◆ PROMPT
All of the entries should be restated word for word, but without their pictures.

________

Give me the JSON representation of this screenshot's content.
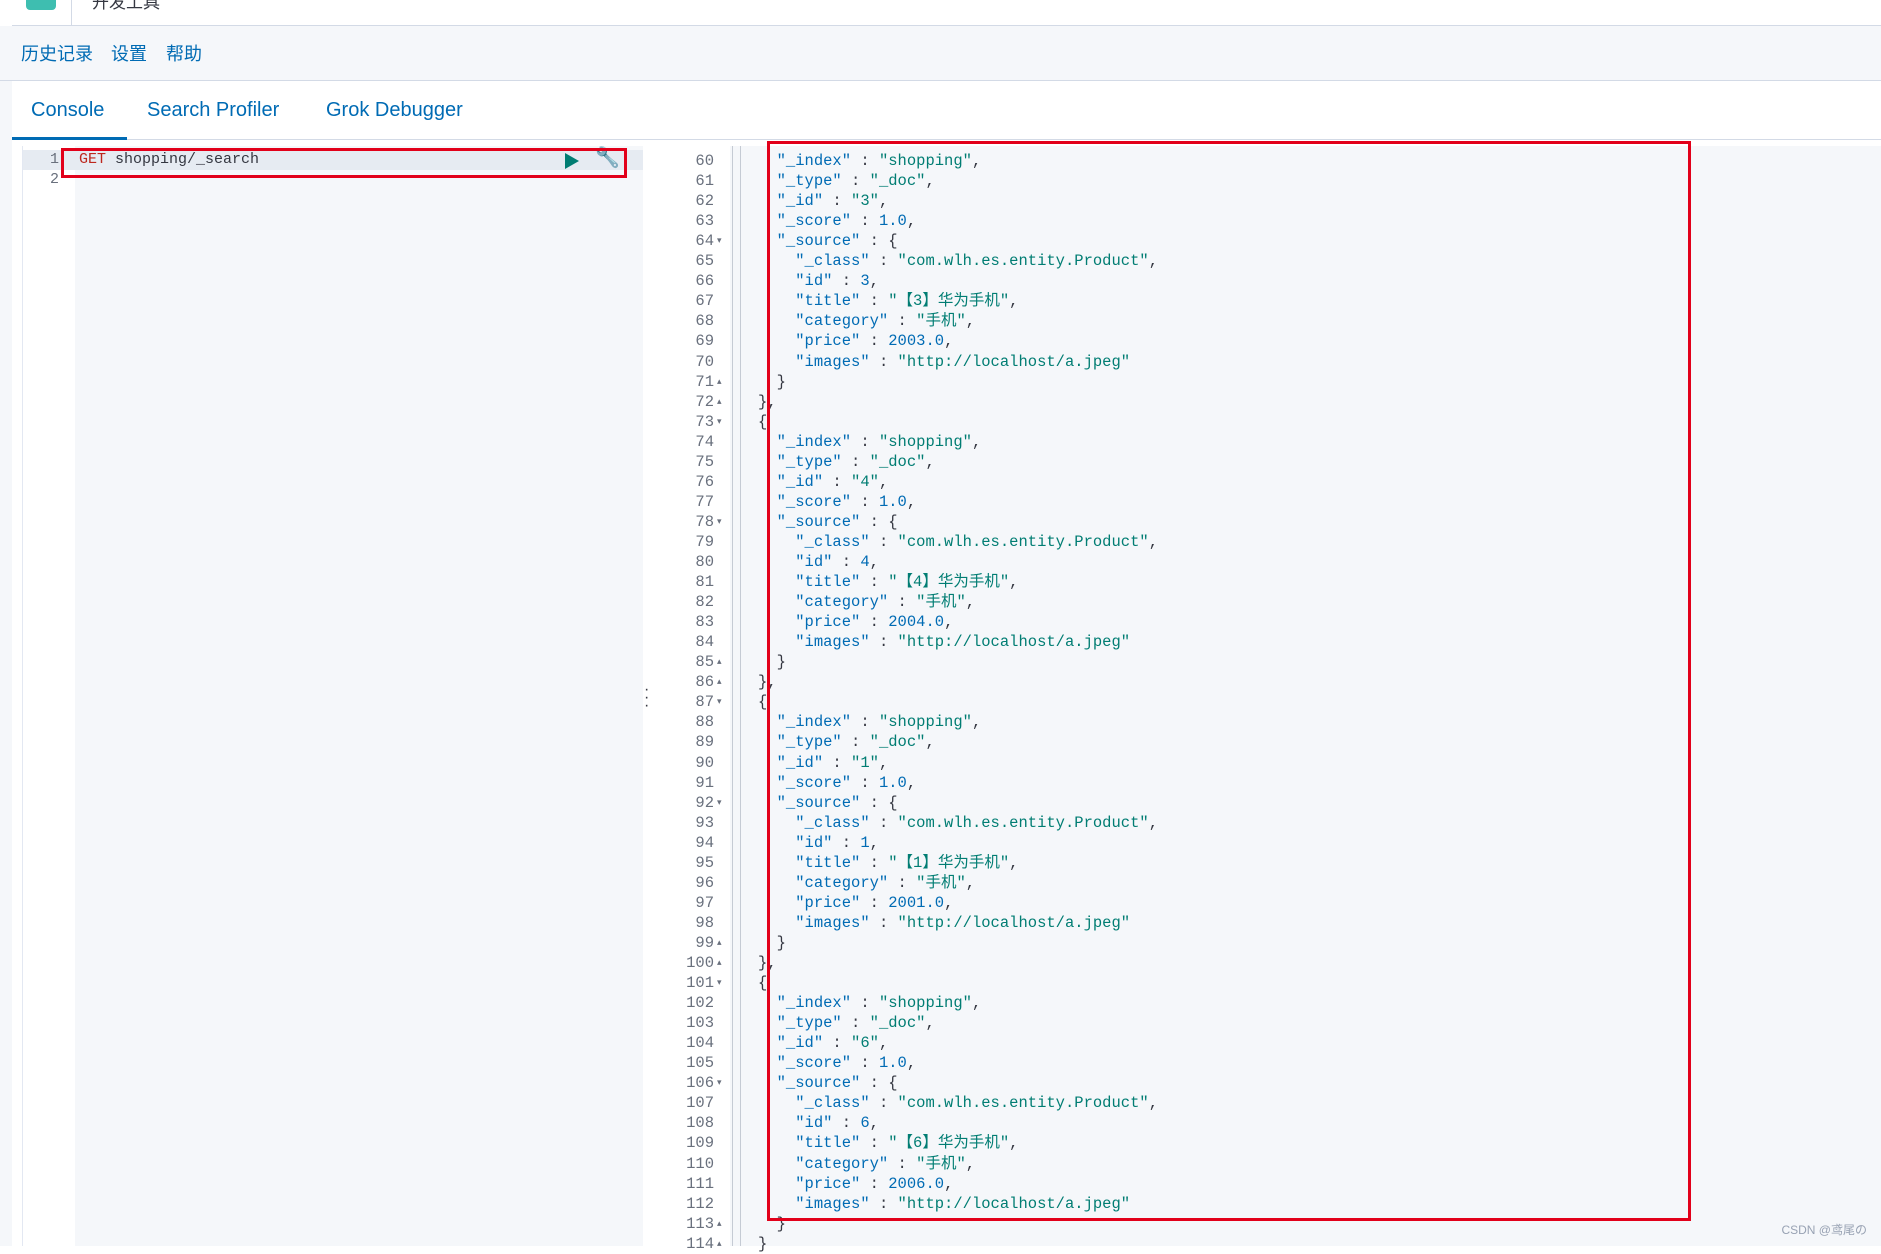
{
  "header": {
    "title": "开发工具"
  },
  "menu": {
    "items": [
      "历史记录",
      "设置",
      "帮助"
    ]
  },
  "tabs": [
    {
      "label": "Console",
      "active": true
    },
    {
      "label": "Search Profiler",
      "active": false
    },
    {
      "label": "Grok Debugger",
      "active": false
    }
  ],
  "request_editor": {
    "lines": [
      {
        "num": "1",
        "method": "GET",
        "path": "shopping/_search"
      },
      {
        "num": "2",
        "method": "",
        "path": ""
      }
    ],
    "run_icon": "play-icon",
    "settings_icon": "wrench-icon"
  },
  "response_start_line": 60,
  "response_lines": [
    {
      "text": "  \"_index\" : \"shopping\",",
      "fold": ""
    },
    {
      "text": "  \"_type\" : \"_doc\",",
      "fold": ""
    },
    {
      "text": "  \"_id\" : \"3\",",
      "fold": ""
    },
    {
      "text": "  \"_score\" : 1.0,",
      "fold": ""
    },
    {
      "text": "  \"_source\" : {",
      "fold": "▾"
    },
    {
      "text": "    \"_class\" : \"com.wlh.es.entity.Product\",",
      "fold": ""
    },
    {
      "text": "    \"id\" : 3,",
      "fold": ""
    },
    {
      "text": "    \"title\" : \"【3】华为手机\",",
      "fold": ""
    },
    {
      "text": "    \"category\" : \"手机\",",
      "fold": ""
    },
    {
      "text": "    \"price\" : 2003.0,",
      "fold": ""
    },
    {
      "text": "    \"images\" : \"http://localhost/a.jpeg\"",
      "fold": ""
    },
    {
      "text": "  }",
      "fold": "▴"
    },
    {
      "text": "},",
      "fold": "▴"
    },
    {
      "text": "{",
      "fold": "▾"
    },
    {
      "text": "  \"_index\" : \"shopping\",",
      "fold": ""
    },
    {
      "text": "  \"_type\" : \"_doc\",",
      "fold": ""
    },
    {
      "text": "  \"_id\" : \"4\",",
      "fold": ""
    },
    {
      "text": "  \"_score\" : 1.0,",
      "fold": ""
    },
    {
      "text": "  \"_source\" : {",
      "fold": "▾"
    },
    {
      "text": "    \"_class\" : \"com.wlh.es.entity.Product\",",
      "fold": ""
    },
    {
      "text": "    \"id\" : 4,",
      "fold": ""
    },
    {
      "text": "    \"title\" : \"【4】华为手机\",",
      "fold": ""
    },
    {
      "text": "    \"category\" : \"手机\",",
      "fold": ""
    },
    {
      "text": "    \"price\" : 2004.0,",
      "fold": ""
    },
    {
      "text": "    \"images\" : \"http://localhost/a.jpeg\"",
      "fold": ""
    },
    {
      "text": "  }",
      "fold": "▴"
    },
    {
      "text": "},",
      "fold": "▴"
    },
    {
      "text": "{",
      "fold": "▾"
    },
    {
      "text": "  \"_index\" : \"shopping\",",
      "fold": ""
    },
    {
      "text": "  \"_type\" : \"_doc\",",
      "fold": ""
    },
    {
      "text": "  \"_id\" : \"1\",",
      "fold": ""
    },
    {
      "text": "  \"_score\" : 1.0,",
      "fold": ""
    },
    {
      "text": "  \"_source\" : {",
      "fold": "▾"
    },
    {
      "text": "    \"_class\" : \"com.wlh.es.entity.Product\",",
      "fold": ""
    },
    {
      "text": "    \"id\" : 1,",
      "fold": ""
    },
    {
      "text": "    \"title\" : \"【1】华为手机\",",
      "fold": ""
    },
    {
      "text": "    \"category\" : \"手机\",",
      "fold": ""
    },
    {
      "text": "    \"price\" : 2001.0,",
      "fold": ""
    },
    {
      "text": "    \"images\" : \"http://localhost/a.jpeg\"",
      "fold": ""
    },
    {
      "text": "  }",
      "fold": "▴"
    },
    {
      "text": "},",
      "fold": "▴"
    },
    {
      "text": "{",
      "fold": "▾"
    },
    {
      "text": "  \"_index\" : \"shopping\",",
      "fold": ""
    },
    {
      "text": "  \"_type\" : \"_doc\",",
      "fold": ""
    },
    {
      "text": "  \"_id\" : \"6\",",
      "fold": ""
    },
    {
      "text": "  \"_score\" : 1.0,",
      "fold": ""
    },
    {
      "text": "  \"_source\" : {",
      "fold": "▾"
    },
    {
      "text": "    \"_class\" : \"com.wlh.es.entity.Product\",",
      "fold": ""
    },
    {
      "text": "    \"id\" : 6,",
      "fold": ""
    },
    {
      "text": "    \"title\" : \"【6】华为手机\",",
      "fold": ""
    },
    {
      "text": "    \"category\" : \"手机\",",
      "fold": ""
    },
    {
      "text": "    \"price\" : 2006.0,",
      "fold": ""
    },
    {
      "text": "    \"images\" : \"http://localhost/a.jpeg\"",
      "fold": ""
    },
    {
      "text": "  }",
      "fold": "▴"
    },
    {
      "text": "}",
      "fold": "▴"
    }
  ],
  "watermark": "CSDN @鸢尾の",
  "colors": {
    "accent": "#006bb4",
    "string": "#017d73",
    "highlight_box": "#e2001a"
  }
}
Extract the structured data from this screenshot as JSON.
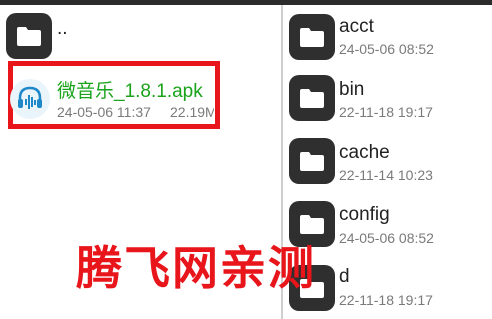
{
  "left_pane": {
    "parent_entry": {
      "name": "..",
      "icon": "folder-icon"
    },
    "files": [
      {
        "name": "微音乐_1.8.1.apk",
        "date": "24-05-06 11:37",
        "size": "22.19M",
        "icon": "music-app-icon"
      }
    ]
  },
  "right_pane": {
    "folders": [
      {
        "name": "acct",
        "date": "24-05-06 08:52",
        "icon": "folder-icon"
      },
      {
        "name": "bin",
        "date": "22-11-18 19:17",
        "icon": "folder-icon"
      },
      {
        "name": "cache",
        "date": "22-11-14 10:23",
        "icon": "folder-icon"
      },
      {
        "name": "config",
        "date": "24-05-06 08:52",
        "icon": "folder-icon"
      },
      {
        "name": "d",
        "date": "22-11-18 19:17",
        "icon": "folder-icon"
      }
    ]
  },
  "watermark": "腾飞网亲测",
  "colors": {
    "highlight": "#e8151b",
    "apk_name": "#1aa31a",
    "folder_tile": "#2f2f2f"
  }
}
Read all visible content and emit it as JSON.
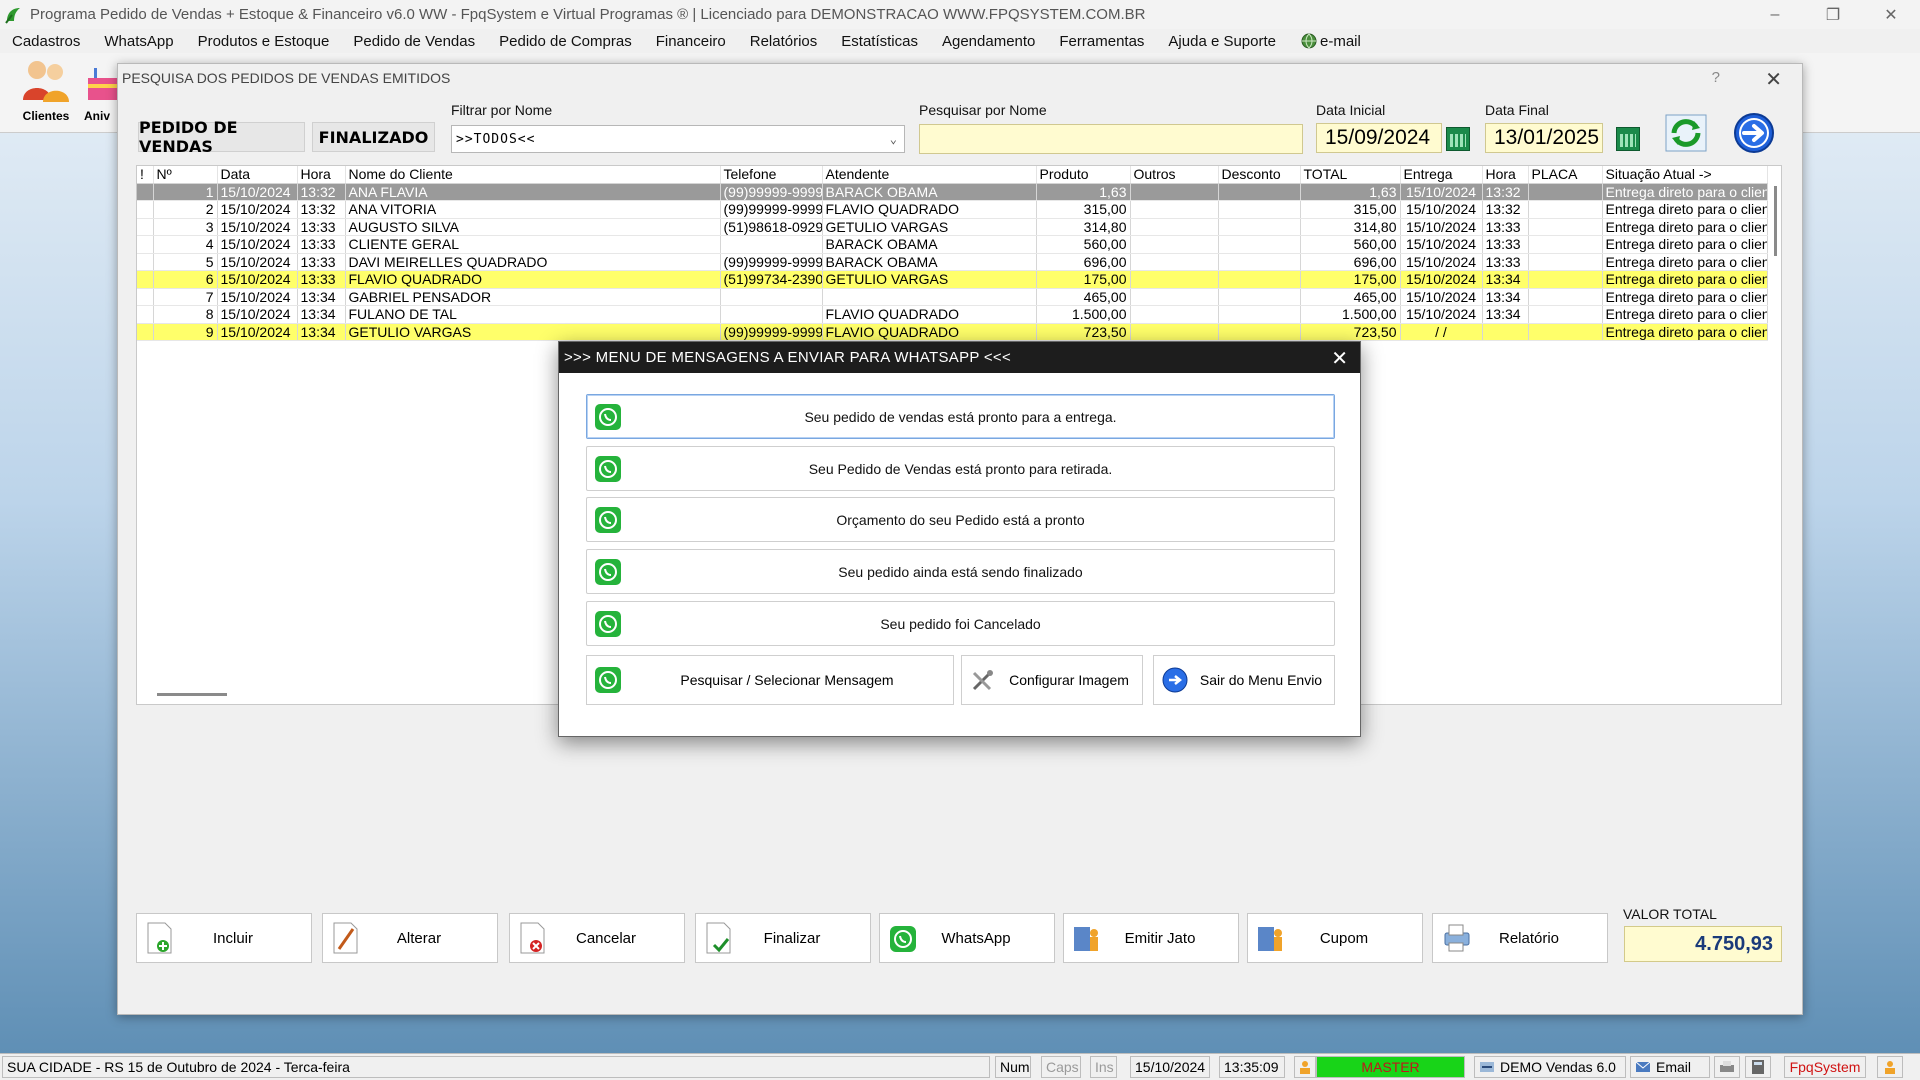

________

◆ OUTPUT BELOW
Give me the JSON representation of this screenshot's content.
{
  "header": {
    "title": "开发工具"
  },
  "menu": {
    "items": [
      "历史记录",
      "设置",
      "帮助"
    ]
  },
  "tabs": [
    {
      "label": "Console",
      "active": true
    },
    {
      "label": "Search Profiler",
      "active": false
    },
    {
      "label": "Grok Debugger",
      "active": false
    }
  ],
  "request_editor": {
    "lines": [
      {
        "num": "1",
        "method": "GET",
        "path": "shopping/_search"
      },
      {
        "num": "2",
        "method": "",
        "path": ""
      }
    ],
    "run_icon": "play-icon",
    "settings_icon": "wrench-icon"
  },
  "response_start_line": 60,
  "response_lines": [
    {
      "text": "  \"_index\" : \"shopping\",",
      "fold": ""
    },
    {
      "text": "  \"_type\" : \"_doc\",",
      "fold": ""
    },
    {
      "text": "  \"_id\" : \"3\",",
      "fold": ""
    },
    {
      "text": "  \"_score\" : 1.0,",
      "fold": ""
    },
    {
      "text": "  \"_source\" : {",
      "fold": "▾"
    },
    {
      "text": "    \"_class\" : \"com.wlh.es.entity.Product\",",
      "fold": ""
    },
    {
      "text": "    \"id\" : 3,",
      "fold": ""
    },
    {
      "text": "    \"title\" : \"【3】华为手机\",",
      "fold": ""
    },
    {
      "text": "    \"category\" : \"手机\",",
      "fold": ""
    },
    {
      "text": "    \"price\" : 2003.0,",
      "fold": ""
    },
    {
      "text": "    \"images\" : \"http://localhost/a.jpeg\"",
      "fold": ""
    },
    {
      "text": "  }",
      "fold": "▴"
    },
    {
      "text": "},",
      "fold": "▴"
    },
    {
      "text": "{",
      "fold": "▾"
    },
    {
      "text": "  \"_index\" : \"shopping\",",
      "fold": ""
    },
    {
      "text": "  \"_type\" : \"_doc\",",
      "fold": ""
    },
    {
      "text": "  \"_id\" : \"4\",",
      "fold": ""
    },
    {
      "text": "  \"_score\" : 1.0,",
      "fold": ""
    },
    {
      "text": "  \"_source\" : {",
      "fold": "▾"
    },
    {
      "text": "    \"_class\" : \"com.wlh.es.entity.Product\",",
      "fold": ""
    },
    {
      "text": "    \"id\" : 4,",
      "fold": ""
    },
    {
      "text": "    \"title\" : \"【4】华为手机\",",
      "fold": ""
    },
    {
      "text": "    \"category\" : \"手机\",",
      "fold": ""
    },
    {
      "text": "    \"price\" : 2004.0,",
      "fold": ""
    },
    {
      "text": "    \"images\" : \"http://localhost/a.jpeg\"",
      "fold": ""
    },
    {
      "text": "  }",
      "fold": "▴"
    },
    {
      "text": "},",
      "fold": "▴"
    },
    {
      "text": "{",
      "fold": "▾"
    },
    {
      "text": "  \"_index\" : \"shopping\",",
      "fold": ""
    },
    {
      "text": "  \"_type\" : \"_doc\",",
      "fold": ""
    },
    {
      "text": "  \"_id\" : \"1\",",
      "fold": ""
    },
    {
      "text": "  \"_score\" : 1.0,",
      "fold": ""
    },
    {
      "text": "  \"_source\" : {",
      "fold": "▾"
    },
    {
      "text": "    \"_class\" : \"com.wlh.es.entity.Product\",",
      "fold": ""
    },
    {
      "text": "    \"id\" : 1,",
      "fold": ""
    },
    {
      "text": "    \"title\" : \"【1】华为手机\",",
      "fold": ""
    },
    {
      "text": "    \"category\" : \"手机\",",
      "fold": ""
    },
    {
      "text": "    \"price\" : 2001.0,",
      "fold": ""
    },
    {
      "text": "    \"images\" : \"http://localhost/a.jpeg\"",
      "fold": ""
    },
    {
      "text": "  }",
      "fold": "▴"
    },
    {
      "text": "},",
      "fold": "▴"
    },
    {
      "text": "{",
      "fold": "▾"
    },
    {
      "text": "  \"_index\" : \"shopping\",",
      "fold": ""
    },
    {
      "text": "  \"_type\" : \"_doc\",",
      "fold": ""
    },
    {
      "text": "  \"_id\" : \"6\",",
      "fold": ""
    },
    {
      "text": "  \"_score\" : 1.0,",
      "fold": ""
    },
    {
      "text": "  \"_source\" : {",
      "fold": "▾"
    },
    {
      "text": "    \"_class\" : \"com.wlh.es.entity.Product\",",
      "fold": ""
    },
    {
      "text": "    \"id\" : 6,",
      "fold": ""
    },
    {
      "text": "    \"title\" : \"【6】华为手机\",",
      "fold": ""
    },
    {
      "text": "    \"category\" : \"手机\",",
      "fold": ""
    },
    {
      "text": "    \"price\" : 2006.0,",
      "fold": ""
    },
    {
      "text": "    \"images\" : \"http://localhost/a.jpeg\"",
      "fold": ""
    },
    {
      "text": "  }",
      "fold": "▴"
    },
    {
      "text": "}",
      "fold": "▴"
    }
  ],
  "watermark": "CSDN @鸢尾の",
  "colors": {
    "accent": "#006bb4",
    "string": "#017d73",
    "highlight_box": "#e2001a"
  }
}
Extract the structured data from this screenshot as JSON.
{
  "left_pane": {
    "parent_entry": {
      "name": "..",
      "icon": "folder-icon"
    },
    "files": [
      {
        "name": "微音乐_1.8.1.apk",
        "date": "24-05-06 11:37",
        "size": "22.19M",
        "icon": "music-app-icon"
      }
    ]
  },
  "right_pane": {
    "folders": [
      {
        "name": "acct",
        "date": "24-05-06 08:52",
        "icon": "folder-icon"
      },
      {
        "name": "bin",
        "date": "22-11-18 19:17",
        "icon": "folder-icon"
      },
      {
        "name": "cache",
        "date": "22-11-14 10:23",
        "icon": "folder-icon"
      },
      {
        "name": "config",
        "date": "24-05-06 08:52",
        "icon": "folder-icon"
      },
      {
        "name": "d",
        "date": "22-11-18 19:17",
        "icon": "folder-icon"
      }
    ]
  },
  "watermark": "腾飞网亲测",
  "colors": {
    "highlight": "#e8151b",
    "apk_name": "#1aa31a",
    "folder_tile": "#2f2f2f"
  }
}
Read all visible content and emit it as JSON.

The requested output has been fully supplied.